→ Task inputs

*** Block opens ***

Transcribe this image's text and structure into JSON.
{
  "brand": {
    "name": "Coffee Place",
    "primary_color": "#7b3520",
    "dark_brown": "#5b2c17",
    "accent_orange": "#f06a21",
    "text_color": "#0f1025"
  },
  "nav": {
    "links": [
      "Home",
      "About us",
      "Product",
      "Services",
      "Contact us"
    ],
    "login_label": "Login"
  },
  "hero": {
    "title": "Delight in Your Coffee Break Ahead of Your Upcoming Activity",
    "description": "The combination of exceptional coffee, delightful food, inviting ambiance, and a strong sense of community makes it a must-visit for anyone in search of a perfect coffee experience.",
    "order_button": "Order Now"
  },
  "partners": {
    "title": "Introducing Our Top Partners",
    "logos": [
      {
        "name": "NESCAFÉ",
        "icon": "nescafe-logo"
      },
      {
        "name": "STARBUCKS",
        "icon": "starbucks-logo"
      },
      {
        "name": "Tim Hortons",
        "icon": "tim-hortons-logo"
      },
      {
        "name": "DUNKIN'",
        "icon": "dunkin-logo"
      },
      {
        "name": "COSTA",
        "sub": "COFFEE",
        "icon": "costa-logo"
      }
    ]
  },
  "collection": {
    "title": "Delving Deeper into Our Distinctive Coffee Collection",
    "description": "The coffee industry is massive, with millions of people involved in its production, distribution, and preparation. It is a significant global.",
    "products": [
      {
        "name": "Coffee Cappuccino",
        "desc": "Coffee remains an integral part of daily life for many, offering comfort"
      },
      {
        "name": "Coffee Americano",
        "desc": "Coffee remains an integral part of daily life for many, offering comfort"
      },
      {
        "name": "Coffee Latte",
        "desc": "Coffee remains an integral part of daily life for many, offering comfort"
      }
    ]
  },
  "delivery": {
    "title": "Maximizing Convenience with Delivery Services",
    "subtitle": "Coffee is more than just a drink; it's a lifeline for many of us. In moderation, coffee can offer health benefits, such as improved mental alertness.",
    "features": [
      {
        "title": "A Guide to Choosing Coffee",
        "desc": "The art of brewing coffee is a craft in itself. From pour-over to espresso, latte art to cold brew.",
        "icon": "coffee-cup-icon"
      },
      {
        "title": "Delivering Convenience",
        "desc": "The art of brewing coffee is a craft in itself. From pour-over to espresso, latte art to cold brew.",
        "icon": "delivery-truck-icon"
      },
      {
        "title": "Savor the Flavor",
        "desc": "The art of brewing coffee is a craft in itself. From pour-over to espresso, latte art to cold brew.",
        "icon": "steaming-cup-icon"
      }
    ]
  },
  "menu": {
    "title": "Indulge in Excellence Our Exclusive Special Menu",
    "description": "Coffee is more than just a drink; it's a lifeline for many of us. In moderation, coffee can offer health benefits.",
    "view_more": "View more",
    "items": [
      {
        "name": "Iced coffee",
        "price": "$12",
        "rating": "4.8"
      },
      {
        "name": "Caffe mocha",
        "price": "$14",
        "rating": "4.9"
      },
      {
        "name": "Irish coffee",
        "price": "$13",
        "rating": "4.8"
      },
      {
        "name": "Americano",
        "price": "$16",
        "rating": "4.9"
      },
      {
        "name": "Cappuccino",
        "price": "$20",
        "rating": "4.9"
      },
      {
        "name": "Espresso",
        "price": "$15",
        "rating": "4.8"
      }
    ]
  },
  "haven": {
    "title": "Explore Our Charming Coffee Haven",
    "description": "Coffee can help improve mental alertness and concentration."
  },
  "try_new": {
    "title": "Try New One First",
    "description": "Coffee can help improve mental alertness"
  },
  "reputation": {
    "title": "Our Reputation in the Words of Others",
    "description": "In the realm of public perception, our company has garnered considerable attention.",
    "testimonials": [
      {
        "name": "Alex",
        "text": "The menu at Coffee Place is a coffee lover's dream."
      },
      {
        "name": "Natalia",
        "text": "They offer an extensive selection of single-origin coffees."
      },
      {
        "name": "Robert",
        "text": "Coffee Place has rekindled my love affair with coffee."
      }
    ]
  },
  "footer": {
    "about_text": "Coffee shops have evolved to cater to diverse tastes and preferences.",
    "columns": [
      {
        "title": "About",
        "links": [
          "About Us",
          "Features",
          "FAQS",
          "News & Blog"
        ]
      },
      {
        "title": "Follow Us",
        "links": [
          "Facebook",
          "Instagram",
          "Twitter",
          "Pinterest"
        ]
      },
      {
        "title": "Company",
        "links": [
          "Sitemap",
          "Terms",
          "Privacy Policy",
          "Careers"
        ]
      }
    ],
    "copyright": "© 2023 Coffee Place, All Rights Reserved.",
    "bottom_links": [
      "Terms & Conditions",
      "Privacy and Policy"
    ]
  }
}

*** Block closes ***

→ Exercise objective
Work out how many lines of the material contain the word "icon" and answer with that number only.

→ Answer below
8